We chose to point out that one of the leading causes of homelessness is mental illness, and not the inability to afford a three-bedroom house in the inner suburbs.
But anyway, you can imagine the smirk that crossed your editor’s face this afternoon as we chowed down on some all-you-can-eat buffet lunch at the RACV Club in Melbourne’s CBD and read:
‘Australia’s apartment boom is reaching its crescendo and all cities, except Sydney, will be in housing oversupply by 2017, forecaster BIS Shrapnel has warned.
‘“In Melbourne the oversupply will be significant, in Brisbane it will be worse. It is an accident waiting to happen,” said BIS Shrapnel managing director Robert Mellor at the group’s six-monthly Building Forecasting Conference.’
2017! The Australian housing market is already in oversupply. A housing unit development just a short stroll from your editor’s humble abode has a total of seven ‘For Lease’ signs displayed outside.
There can’t be more than 20 units as part of the development, which was completed nearly two years ago. Just another 10 minutes’ walk down the street, there’s another unit development, which must have upwards of 80 dwellings.
We’ll watch with interest as the ‘For Sale’ and ‘For Lease’ boards begin to appear…and never disappear.
And as for house prices, they’re already falling according to the median dwelling price numbers from Core Logic.
At the end of November 2015, the median Sydney house price was $810,000. The median Melbourne house price was $602,500.

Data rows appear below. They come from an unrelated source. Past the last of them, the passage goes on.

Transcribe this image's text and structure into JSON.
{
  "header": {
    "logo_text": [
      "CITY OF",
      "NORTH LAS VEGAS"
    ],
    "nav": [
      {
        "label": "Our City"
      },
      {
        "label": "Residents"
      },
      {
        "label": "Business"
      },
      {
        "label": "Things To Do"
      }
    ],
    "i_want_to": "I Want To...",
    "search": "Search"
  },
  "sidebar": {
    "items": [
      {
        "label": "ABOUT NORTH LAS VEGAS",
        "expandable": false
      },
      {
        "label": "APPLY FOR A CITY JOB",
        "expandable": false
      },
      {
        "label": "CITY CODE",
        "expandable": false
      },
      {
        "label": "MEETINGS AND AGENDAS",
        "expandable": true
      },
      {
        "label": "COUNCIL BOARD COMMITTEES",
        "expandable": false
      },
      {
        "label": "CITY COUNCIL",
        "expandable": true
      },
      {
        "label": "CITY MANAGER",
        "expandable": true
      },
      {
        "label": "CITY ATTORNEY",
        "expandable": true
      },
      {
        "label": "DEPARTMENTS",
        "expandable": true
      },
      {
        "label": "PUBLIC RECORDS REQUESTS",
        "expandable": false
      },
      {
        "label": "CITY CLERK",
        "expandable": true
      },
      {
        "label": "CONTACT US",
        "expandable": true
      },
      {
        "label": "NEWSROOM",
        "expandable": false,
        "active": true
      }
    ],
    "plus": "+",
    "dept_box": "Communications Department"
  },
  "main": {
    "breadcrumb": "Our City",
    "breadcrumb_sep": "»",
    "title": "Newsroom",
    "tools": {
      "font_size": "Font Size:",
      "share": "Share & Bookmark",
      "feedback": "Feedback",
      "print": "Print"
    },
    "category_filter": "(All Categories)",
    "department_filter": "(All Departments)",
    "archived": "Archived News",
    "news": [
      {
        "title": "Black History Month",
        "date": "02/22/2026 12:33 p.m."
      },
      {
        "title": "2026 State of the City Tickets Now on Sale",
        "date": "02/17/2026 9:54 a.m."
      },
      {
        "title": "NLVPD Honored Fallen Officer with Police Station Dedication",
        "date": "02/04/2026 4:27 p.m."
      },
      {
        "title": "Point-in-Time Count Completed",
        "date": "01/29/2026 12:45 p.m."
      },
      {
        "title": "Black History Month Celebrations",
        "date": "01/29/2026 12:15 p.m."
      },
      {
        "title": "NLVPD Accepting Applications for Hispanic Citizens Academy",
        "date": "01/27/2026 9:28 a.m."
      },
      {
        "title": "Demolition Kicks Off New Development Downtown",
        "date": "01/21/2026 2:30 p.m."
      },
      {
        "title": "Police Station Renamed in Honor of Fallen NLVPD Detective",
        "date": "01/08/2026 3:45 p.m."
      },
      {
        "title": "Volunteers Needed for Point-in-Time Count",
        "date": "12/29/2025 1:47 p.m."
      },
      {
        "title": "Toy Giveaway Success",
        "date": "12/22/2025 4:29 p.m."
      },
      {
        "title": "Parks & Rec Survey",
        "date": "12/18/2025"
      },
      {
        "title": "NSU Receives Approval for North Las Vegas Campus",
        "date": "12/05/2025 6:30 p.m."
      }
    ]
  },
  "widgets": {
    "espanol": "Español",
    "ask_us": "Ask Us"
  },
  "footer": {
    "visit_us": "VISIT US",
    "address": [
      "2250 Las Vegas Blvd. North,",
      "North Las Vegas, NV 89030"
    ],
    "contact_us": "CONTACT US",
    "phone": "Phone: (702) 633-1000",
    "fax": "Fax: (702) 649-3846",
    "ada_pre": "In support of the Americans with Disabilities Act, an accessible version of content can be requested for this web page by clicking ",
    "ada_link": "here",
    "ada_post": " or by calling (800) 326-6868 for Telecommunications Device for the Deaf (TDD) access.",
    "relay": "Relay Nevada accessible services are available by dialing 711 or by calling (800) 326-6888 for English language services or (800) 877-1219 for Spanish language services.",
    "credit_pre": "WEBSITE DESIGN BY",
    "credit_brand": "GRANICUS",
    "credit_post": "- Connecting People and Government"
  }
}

The latest numbers as of the end of February?
The Sydney median house price was $730,000. The Melbourne median house price was $550,000.
We’re still wounded after our last brush with the housing bears, so we’ll leave you to draw your own conclusions on where the Aussie housing market is headed next.
End of day market data
If you have any ideas about what you would like us to include in our end of day market data drop us a line at firstname.lastname@example.org, and type ‘Market data’ in the subject line.
52-week highs: 23 stocks, including CI Resources Ltd [ASX:CII], Intecq Ltd [ASX:ITQ], Redflow Ltd [ASX:RFX], and Webjet Ltd [ASX:WEB].
52-week lows: 13 stocks, including Anteo Diagnostics Ltd [ASX:ADO], Millennium Services Group Ltd [ASX:MIL], and Peet Ltd [ASX:PPC].
Note: The stocks listed above are stocks that hit an intra-day 52-week high or low during today’s trading. The stocks didn’t necessarily close at the 52-week high or low.